▸ **Material shown**:
####################
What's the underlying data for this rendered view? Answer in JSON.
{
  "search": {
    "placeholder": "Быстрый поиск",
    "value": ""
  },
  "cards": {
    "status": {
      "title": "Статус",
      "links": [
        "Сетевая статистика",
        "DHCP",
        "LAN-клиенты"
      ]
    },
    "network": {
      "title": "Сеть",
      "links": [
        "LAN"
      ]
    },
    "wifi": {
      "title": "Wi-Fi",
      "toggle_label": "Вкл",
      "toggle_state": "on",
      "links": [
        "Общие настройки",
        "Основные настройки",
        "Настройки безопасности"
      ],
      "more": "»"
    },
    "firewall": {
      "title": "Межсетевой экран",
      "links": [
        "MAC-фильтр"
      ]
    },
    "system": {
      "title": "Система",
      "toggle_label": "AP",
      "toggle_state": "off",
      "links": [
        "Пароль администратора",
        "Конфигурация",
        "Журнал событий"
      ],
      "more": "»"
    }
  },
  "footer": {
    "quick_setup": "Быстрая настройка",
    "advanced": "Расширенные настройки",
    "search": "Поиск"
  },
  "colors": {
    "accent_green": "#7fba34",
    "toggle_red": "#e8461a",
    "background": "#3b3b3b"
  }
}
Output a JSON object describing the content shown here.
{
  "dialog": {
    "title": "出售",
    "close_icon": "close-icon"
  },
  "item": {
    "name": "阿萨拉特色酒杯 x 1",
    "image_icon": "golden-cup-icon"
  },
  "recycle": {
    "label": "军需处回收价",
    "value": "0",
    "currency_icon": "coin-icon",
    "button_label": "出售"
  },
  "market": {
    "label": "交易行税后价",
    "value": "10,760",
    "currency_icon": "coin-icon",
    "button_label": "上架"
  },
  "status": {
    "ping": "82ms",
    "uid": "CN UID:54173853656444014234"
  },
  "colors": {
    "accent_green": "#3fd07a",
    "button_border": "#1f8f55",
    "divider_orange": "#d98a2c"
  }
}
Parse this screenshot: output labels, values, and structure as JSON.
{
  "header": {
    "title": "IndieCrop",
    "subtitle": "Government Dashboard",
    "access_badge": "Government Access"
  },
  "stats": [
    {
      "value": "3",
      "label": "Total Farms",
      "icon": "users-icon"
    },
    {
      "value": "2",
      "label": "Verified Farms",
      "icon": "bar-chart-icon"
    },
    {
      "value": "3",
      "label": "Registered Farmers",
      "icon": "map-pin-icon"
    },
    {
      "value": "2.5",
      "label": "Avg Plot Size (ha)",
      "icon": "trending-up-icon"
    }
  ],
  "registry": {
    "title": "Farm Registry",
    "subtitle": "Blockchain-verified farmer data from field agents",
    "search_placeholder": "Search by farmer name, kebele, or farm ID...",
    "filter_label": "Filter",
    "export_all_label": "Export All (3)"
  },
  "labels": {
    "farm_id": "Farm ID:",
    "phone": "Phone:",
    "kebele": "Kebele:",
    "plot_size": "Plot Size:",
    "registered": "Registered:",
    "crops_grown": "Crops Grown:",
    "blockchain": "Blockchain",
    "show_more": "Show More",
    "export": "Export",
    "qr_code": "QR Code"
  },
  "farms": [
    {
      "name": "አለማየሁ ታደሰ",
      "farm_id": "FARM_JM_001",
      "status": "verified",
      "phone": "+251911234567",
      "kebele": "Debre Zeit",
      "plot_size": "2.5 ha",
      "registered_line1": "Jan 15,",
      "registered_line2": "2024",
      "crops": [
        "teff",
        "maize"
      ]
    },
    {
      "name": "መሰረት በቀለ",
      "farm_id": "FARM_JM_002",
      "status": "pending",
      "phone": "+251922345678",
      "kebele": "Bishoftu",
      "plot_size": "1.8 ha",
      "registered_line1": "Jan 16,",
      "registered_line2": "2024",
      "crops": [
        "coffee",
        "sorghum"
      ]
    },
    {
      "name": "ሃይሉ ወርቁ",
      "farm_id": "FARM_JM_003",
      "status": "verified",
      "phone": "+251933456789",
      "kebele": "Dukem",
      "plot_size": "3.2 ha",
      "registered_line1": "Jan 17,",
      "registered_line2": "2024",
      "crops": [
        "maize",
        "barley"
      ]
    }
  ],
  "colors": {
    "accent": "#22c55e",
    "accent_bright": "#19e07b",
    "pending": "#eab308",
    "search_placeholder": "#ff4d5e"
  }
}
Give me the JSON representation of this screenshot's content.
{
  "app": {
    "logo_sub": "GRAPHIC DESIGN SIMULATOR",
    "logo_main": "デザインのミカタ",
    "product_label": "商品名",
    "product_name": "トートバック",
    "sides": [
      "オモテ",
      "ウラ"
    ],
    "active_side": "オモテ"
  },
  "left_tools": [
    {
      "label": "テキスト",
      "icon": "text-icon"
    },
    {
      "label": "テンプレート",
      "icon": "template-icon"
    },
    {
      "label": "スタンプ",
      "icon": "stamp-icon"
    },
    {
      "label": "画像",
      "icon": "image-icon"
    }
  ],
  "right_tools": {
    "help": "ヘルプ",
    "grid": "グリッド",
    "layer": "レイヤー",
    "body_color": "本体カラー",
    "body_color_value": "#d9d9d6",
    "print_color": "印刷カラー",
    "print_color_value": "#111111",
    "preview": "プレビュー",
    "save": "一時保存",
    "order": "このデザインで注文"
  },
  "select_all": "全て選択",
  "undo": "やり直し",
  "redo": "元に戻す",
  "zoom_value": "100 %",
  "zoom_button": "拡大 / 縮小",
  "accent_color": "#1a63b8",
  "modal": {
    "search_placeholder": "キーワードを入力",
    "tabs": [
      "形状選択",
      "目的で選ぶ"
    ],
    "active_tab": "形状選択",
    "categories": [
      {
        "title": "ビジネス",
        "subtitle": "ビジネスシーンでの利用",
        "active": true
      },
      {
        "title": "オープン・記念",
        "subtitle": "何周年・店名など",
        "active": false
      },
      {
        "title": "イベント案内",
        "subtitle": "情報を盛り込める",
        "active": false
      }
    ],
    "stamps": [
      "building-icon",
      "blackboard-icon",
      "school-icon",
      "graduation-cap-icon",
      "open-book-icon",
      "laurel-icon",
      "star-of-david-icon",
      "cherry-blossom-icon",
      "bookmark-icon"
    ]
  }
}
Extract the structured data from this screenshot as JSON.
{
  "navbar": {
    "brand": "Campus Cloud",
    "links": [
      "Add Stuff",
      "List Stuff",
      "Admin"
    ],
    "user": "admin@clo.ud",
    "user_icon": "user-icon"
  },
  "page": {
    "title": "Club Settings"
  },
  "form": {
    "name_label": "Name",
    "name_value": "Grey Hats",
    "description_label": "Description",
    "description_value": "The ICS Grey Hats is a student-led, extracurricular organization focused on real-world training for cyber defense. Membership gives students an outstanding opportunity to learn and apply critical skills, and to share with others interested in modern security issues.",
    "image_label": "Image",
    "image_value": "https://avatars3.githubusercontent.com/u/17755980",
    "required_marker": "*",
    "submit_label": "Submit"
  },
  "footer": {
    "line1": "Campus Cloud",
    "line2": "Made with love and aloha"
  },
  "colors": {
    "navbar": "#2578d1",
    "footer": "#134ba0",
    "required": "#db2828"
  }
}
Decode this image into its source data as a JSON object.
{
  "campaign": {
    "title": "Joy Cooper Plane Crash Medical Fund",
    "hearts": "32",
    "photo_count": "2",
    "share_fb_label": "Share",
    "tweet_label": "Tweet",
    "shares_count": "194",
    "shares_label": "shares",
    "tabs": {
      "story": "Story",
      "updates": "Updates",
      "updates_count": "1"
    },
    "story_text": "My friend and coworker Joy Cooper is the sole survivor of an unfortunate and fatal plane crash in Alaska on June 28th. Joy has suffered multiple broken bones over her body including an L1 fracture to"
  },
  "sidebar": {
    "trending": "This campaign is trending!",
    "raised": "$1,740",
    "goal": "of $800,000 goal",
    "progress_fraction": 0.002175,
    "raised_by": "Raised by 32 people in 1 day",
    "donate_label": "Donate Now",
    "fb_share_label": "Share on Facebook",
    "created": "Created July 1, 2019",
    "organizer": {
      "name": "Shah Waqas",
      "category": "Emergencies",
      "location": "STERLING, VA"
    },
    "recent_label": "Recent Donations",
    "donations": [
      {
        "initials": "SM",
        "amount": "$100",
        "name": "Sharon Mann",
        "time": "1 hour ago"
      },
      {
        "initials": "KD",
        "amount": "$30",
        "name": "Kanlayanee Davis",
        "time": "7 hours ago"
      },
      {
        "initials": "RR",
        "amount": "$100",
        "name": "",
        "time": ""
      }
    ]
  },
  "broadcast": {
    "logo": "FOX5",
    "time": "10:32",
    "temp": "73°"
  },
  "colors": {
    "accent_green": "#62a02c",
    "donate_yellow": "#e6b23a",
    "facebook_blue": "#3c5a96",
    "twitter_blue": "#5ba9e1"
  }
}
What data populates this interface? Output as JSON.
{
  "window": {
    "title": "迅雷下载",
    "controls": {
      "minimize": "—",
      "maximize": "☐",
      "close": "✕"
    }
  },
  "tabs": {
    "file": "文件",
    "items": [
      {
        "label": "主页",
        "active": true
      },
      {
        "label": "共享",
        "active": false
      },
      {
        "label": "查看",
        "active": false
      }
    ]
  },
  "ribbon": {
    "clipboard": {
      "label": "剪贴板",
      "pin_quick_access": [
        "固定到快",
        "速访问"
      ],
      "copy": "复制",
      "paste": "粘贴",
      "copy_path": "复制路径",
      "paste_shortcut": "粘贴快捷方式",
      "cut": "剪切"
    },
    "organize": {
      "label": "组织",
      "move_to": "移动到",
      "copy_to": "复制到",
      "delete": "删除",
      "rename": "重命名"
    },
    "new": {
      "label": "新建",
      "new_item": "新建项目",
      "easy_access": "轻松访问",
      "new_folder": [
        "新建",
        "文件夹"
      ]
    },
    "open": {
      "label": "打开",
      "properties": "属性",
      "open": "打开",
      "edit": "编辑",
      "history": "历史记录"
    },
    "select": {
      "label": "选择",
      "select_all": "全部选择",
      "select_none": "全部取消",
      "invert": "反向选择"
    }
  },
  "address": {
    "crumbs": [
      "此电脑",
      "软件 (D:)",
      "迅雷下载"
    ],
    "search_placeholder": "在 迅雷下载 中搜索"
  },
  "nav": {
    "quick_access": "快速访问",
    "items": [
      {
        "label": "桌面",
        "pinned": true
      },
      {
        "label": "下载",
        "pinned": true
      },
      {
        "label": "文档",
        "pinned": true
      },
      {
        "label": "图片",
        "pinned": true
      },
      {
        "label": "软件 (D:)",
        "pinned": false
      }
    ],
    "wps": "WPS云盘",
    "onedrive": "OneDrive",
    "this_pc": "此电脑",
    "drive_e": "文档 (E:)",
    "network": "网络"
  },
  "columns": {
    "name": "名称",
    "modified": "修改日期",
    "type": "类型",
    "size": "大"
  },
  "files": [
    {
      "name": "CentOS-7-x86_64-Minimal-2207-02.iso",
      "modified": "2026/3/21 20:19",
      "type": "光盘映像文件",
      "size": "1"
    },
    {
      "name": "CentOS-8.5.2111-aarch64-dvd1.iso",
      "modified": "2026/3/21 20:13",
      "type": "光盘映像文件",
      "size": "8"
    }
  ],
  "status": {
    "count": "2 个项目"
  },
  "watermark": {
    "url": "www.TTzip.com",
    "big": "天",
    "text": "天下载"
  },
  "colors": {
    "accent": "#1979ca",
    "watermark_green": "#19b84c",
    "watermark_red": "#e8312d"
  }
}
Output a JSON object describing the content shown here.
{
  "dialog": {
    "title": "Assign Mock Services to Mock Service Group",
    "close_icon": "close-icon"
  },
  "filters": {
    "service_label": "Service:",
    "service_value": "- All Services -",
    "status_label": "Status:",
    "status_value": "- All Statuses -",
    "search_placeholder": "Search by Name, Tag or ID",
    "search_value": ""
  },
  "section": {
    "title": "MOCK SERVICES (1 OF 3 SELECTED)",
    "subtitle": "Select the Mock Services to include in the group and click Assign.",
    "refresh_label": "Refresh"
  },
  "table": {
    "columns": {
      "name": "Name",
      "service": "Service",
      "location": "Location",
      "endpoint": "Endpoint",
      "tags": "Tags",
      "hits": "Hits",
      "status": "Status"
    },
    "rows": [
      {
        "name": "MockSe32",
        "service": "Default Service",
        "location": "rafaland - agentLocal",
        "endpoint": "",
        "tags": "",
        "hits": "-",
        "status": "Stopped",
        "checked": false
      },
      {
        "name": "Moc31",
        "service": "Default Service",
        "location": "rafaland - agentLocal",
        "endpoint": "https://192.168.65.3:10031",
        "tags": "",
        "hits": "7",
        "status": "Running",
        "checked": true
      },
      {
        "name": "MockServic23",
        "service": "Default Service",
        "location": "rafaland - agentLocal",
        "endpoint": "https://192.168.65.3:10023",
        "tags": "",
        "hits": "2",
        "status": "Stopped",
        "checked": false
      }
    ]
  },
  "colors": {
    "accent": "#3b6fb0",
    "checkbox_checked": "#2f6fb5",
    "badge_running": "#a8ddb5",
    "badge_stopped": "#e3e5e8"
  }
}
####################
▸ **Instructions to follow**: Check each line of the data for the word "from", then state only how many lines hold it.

▸ **Answer to the problem**: 2